BEGIN

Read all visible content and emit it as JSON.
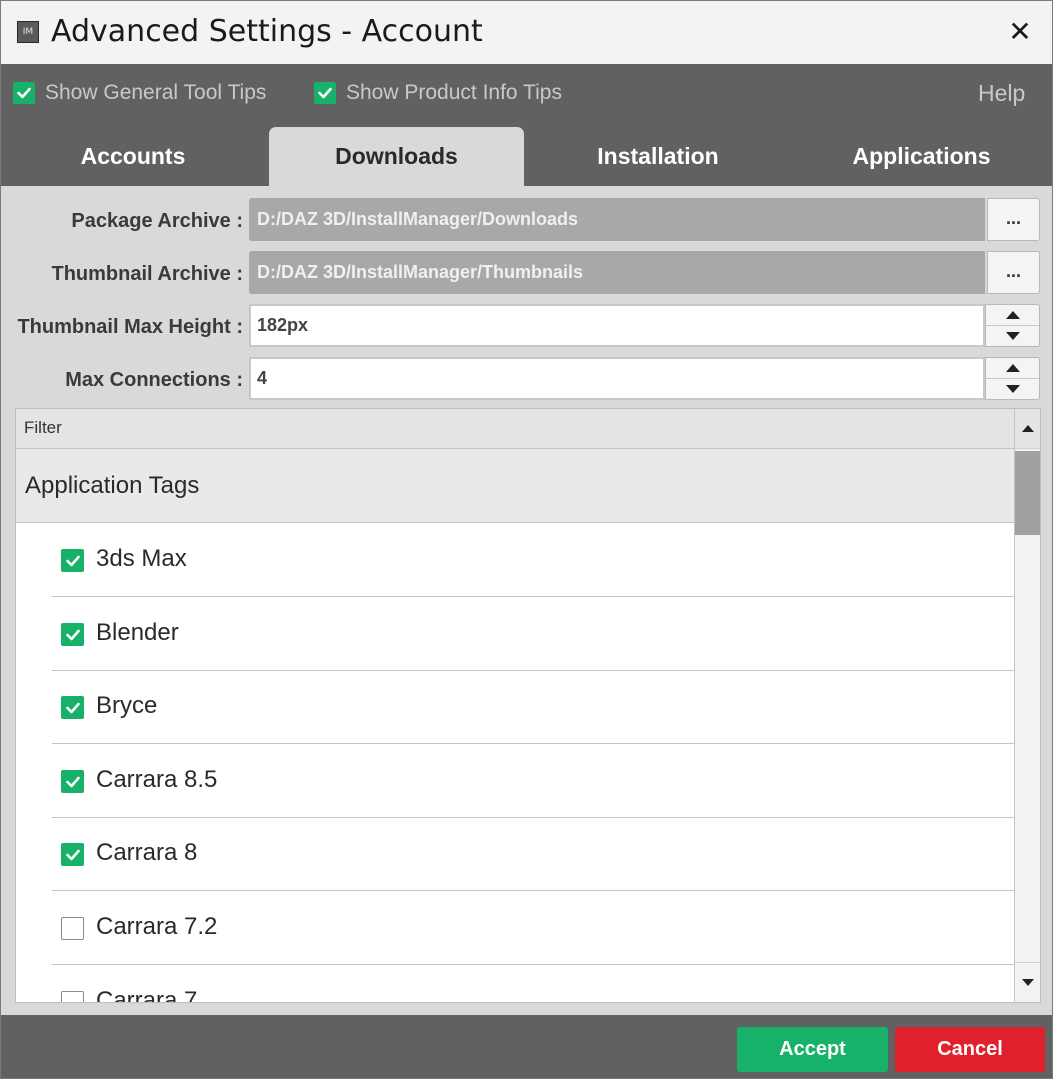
{
  "window": {
    "title": "Advanced Settings - Account",
    "app_icon_text": "IM",
    "close_glyph": "✕"
  },
  "tips": {
    "general": {
      "label": "Show General Tool Tips",
      "checked": true
    },
    "product": {
      "label": "Show Product Info Tips",
      "checked": true
    },
    "help_label": "Help"
  },
  "tabs": [
    {
      "label": "Accounts",
      "active": false
    },
    {
      "label": "Downloads",
      "active": true
    },
    {
      "label": "Installation",
      "active": false
    },
    {
      "label": "Applications",
      "active": false
    }
  ],
  "settings": {
    "package_archive": {
      "label": "Package Archive :",
      "value": "D:/DAZ 3D/InstallManager/Downloads",
      "button": "..."
    },
    "thumbnail_archive": {
      "label": "Thumbnail Archive :",
      "value": "D:/DAZ 3D/InstallManager/Thumbnails",
      "button": "..."
    },
    "thumbnail_max_height": {
      "label": "Thumbnail Max Height :",
      "value": "182px"
    },
    "max_connections": {
      "label": "Max Connections :",
      "value": "4"
    }
  },
  "list": {
    "filter_label": "Filter",
    "group_title": "Application Tags",
    "items": [
      {
        "label": "3ds Max",
        "checked": true
      },
      {
        "label": "Blender",
        "checked": true
      },
      {
        "label": "Bryce",
        "checked": true
      },
      {
        "label": "Carrara 8.5",
        "checked": true
      },
      {
        "label": "Carrara 8",
        "checked": true
      },
      {
        "label": "Carrara 7.2",
        "checked": false
      },
      {
        "label": "Carrara 7",
        "checked": false
      }
    ]
  },
  "footer": {
    "accept_label": "Accept",
    "cancel_label": "Cancel"
  },
  "colors": {
    "accent_green": "#17b169",
    "cancel_red": "#e0202c",
    "chrome_gray": "#616161",
    "panel_gray": "#d9d9d9"
  }
}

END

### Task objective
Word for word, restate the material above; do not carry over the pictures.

### Answer box
Read all visible content and emit it as JSON.
{
  "window": {
    "title": "Advanced Settings - Account",
    "app_icon_text": "IM",
    "close_glyph": "✕"
  },
  "tips": {
    "general": {
      "label": "Show General Tool Tips",
      "checked": true
    },
    "product": {
      "label": "Show Product Info Tips",
      "checked": true
    },
    "help_label": "Help"
  },
  "tabs": [
    {
      "label": "Accounts",
      "active": false
    },
    {
      "label": "Downloads",
      "active": true
    },
    {
      "label": "Installation",
      "active": false
    },
    {
      "label": "Applications",
      "active": false
    }
  ],
  "settings": {
    "package_archive": {
      "label": "Package Archive :",
      "value": "D:/DAZ 3D/InstallManager/Downloads",
      "button": "..."
    },
    "thumbnail_archive": {
      "label": "Thumbnail Archive :",
      "value": "D:/DAZ 3D/InstallManager/Thumbnails",
      "button": "..."
    },
    "thumbnail_max_height": {
      "label": "Thumbnail Max Height :",
      "value": "182px"
    },
    "max_connections": {
      "label": "Max Connections :",
      "value": "4"
    }
  },
  "list": {
    "filter_label": "Filter",
    "group_title": "Application Tags",
    "items": [
      {
        "label": "3ds Max",
        "checked": true
      },
      {
        "label": "Blender",
        "checked": true
      },
      {
        "label": "Bryce",
        "checked": true
      },
      {
        "label": "Carrara 8.5",
        "checked": true
      },
      {
        "label": "Carrara 8",
        "checked": true
      },
      {
        "label": "Carrara 7.2",
        "checked": false
      },
      {
        "label": "Carrara 7",
        "checked": false
      }
    ]
  },
  "footer": {
    "accept_label": "Accept",
    "cancel_label": "Cancel"
  },
  "colors": {
    "accent_green": "#17b169",
    "cancel_red": "#e0202c",
    "chrome_gray": "#616161",
    "panel_gray": "#d9d9d9"
  }
}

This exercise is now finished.